**Prompt**
Among the entries below, find the lines with "Date" and copy them.

### Entries supplied ###

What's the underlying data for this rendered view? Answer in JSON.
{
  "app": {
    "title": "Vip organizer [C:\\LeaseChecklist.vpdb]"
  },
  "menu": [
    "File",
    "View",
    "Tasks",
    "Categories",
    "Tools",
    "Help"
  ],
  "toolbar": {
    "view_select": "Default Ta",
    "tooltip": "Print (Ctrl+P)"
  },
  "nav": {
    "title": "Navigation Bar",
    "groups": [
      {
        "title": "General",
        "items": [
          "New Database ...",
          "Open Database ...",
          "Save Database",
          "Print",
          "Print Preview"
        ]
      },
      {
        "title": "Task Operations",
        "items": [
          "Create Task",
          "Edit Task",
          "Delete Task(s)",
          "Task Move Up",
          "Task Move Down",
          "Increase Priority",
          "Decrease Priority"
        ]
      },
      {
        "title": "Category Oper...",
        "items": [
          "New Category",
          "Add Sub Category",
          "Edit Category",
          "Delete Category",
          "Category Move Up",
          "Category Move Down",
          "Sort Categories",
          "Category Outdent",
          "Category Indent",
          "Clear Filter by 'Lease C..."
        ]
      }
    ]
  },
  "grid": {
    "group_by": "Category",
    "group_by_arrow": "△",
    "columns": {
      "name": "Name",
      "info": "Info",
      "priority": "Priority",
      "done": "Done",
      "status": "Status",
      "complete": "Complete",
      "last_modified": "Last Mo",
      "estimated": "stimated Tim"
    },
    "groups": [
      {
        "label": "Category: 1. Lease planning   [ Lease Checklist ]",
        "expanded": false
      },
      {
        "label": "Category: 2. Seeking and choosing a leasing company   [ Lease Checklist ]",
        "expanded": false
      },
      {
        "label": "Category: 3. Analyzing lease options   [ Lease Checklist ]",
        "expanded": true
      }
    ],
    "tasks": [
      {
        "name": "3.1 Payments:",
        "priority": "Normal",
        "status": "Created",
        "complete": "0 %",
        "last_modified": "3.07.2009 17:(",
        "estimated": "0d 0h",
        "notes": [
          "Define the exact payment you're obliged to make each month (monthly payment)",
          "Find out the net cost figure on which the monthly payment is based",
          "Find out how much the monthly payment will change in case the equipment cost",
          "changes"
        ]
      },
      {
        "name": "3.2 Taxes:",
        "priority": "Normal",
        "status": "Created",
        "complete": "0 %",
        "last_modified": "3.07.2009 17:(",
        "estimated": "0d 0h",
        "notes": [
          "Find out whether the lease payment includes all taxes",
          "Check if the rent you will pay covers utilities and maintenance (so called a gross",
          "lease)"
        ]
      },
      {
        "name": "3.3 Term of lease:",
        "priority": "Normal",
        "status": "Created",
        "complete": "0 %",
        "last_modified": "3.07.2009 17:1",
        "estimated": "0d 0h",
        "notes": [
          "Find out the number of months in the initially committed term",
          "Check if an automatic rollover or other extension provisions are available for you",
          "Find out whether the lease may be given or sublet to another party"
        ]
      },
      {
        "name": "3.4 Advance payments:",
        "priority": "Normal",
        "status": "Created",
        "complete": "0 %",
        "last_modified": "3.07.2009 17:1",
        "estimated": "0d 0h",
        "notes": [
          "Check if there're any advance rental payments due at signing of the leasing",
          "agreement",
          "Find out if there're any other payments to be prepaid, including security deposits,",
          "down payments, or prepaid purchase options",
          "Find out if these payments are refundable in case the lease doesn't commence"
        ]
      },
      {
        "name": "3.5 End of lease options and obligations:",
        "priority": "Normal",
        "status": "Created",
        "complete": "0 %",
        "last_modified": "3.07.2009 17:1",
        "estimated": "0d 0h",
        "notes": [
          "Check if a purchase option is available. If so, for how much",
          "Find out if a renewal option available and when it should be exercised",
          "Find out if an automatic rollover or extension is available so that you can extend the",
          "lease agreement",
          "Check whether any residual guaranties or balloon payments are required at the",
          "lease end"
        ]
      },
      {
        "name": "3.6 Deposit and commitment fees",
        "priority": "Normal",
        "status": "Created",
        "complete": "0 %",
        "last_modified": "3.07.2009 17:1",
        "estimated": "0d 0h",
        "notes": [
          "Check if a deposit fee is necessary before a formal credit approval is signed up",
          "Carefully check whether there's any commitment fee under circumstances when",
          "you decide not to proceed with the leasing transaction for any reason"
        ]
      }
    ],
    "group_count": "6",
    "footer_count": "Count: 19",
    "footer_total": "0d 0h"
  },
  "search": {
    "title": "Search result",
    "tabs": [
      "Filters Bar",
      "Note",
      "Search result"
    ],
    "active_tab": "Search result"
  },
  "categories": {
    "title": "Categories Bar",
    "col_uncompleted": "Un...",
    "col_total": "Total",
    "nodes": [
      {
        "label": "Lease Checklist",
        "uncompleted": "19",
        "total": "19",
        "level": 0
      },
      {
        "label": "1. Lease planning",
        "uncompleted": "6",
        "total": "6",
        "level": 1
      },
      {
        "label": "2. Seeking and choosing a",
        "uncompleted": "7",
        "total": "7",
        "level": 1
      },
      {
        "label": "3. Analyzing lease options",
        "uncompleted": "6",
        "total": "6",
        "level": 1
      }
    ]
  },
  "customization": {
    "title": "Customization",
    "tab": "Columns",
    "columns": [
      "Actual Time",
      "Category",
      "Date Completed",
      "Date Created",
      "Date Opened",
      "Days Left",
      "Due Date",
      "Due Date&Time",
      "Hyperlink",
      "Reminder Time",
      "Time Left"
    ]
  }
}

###

**Response**
      "Date Completed",
      "Date Created",
      "Date Opened",
      "Due Date",
      "Due Date&Time",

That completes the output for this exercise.